Wayin (Bird) and Mokuy (spirit) Carvings

We have a large selection of work from Yirrkala. Please contact us to see what we have available.

Description

These carvings are from the Buku-Larrngay Mulka (Yirrkala) community in Arnhem Land.

The Buku-Larrnggay Mulka Art Centre and Museum is in Yirrkala, a small Aboriginal community on the north-eastern tip of the Top End of the Northern Territory, approximately 700kms East of Darwin (Map). We service approximately twenty five homeland centres in the radius of 250km. This part of Australia is very special. The coastline and hinterland are largely unspoilt and still managed by the traditional owners, the Yolngu (Aboriginal people of the region between Numbulwar and Maningrida). They have fought all attempts by Balanda  (non-Aboriginal people) to dispossess them.

The sacred art of this region details the spiritual forces behind the creation and continuing identity of the fresh and saltwater country of the Miwatj region of north-eastern Arnhem land. Miwatj means ‘morning side’ and refers to the fact that this is the most Easterly part of the Top End.

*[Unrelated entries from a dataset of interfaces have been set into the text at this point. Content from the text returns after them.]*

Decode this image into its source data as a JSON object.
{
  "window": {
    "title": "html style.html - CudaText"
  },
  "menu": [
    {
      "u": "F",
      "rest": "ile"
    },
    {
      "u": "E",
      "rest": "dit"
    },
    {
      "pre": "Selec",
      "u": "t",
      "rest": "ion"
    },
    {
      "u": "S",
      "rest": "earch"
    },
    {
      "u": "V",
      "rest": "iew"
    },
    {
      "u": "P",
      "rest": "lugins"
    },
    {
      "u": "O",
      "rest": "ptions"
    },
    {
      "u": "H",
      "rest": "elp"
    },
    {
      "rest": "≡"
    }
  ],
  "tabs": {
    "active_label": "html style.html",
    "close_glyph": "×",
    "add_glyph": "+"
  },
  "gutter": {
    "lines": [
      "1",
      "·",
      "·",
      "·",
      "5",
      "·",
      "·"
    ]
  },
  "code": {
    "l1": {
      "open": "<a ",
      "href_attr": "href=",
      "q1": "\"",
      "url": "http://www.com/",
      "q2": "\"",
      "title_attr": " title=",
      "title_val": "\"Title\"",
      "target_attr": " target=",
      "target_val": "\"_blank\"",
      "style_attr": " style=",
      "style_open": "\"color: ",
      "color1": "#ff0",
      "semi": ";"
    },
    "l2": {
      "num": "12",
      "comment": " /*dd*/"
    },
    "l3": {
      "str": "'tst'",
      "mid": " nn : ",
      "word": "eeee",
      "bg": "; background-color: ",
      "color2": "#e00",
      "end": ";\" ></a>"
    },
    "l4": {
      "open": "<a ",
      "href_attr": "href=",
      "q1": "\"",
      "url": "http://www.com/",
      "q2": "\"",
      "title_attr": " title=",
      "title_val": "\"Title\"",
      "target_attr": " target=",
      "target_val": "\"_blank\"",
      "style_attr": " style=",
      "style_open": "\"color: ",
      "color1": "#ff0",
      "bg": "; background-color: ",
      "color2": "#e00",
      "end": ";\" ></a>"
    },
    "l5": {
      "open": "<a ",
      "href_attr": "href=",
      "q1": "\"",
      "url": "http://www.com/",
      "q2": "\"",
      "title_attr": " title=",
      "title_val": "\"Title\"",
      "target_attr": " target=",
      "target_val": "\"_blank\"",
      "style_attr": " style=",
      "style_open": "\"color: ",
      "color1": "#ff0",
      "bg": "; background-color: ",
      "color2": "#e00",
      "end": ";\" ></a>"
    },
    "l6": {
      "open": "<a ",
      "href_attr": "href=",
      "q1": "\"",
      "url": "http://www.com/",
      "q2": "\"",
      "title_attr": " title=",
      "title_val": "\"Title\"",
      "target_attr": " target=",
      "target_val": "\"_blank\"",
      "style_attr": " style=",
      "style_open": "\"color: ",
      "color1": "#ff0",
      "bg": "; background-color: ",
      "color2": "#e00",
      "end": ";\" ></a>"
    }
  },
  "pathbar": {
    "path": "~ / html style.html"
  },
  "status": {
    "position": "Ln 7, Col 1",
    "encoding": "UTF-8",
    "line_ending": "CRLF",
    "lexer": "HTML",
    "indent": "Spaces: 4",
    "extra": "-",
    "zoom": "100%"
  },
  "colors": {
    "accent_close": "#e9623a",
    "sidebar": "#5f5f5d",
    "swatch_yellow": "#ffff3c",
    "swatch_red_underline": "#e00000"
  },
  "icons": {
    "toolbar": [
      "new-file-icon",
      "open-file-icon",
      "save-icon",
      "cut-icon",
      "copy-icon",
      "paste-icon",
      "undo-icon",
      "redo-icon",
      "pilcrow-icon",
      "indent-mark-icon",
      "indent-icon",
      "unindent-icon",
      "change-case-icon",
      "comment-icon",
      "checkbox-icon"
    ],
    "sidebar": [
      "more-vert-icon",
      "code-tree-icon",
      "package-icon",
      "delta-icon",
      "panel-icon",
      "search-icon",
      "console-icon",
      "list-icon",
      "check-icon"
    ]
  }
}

The ecosystems of both the land and sea are pristine and provide abundant food including yams, fruits, fish, kangaroo, wallaby, turtles and their eggs, dugong, emu, crayfish, oysters, mussels, tortoise, stingray, honey and more. The availability of these foods change as the Yolngu seasons subtly shift but the Balanda divide the year into two; the Dry (May-Dec) and the Wet (Jan-April).

BUKU-LARRNGGAY means the feeling on your face as it is struck by the first rays of the sun-this denotes that we are in the extreme East of the Top End – Miwatj, or the Sunrise country. MULKA is a sacred but public ceremony. It also means to hold or protect. Thus we are the Northeast Arnhem land cultural centre and keeping place.

The Centre was established formally in 1975 but art has been created here since time immemorial and shared with non-Yolngu since their arrival. In the 1960s Narritjin Maymuru set up his own gallery in a shelter by the beach from which he sold art which now graces many major museums and private collections.

The artists of this Centre have established a world wide reputation for excellence and have won seven prizes in the last six Telstra National Aboriginal and Torres Strait Islander Art Awards (Australia’s premiere indigenous art prize held at the Northern Territory Museum and Art Gallery in Darwin each year).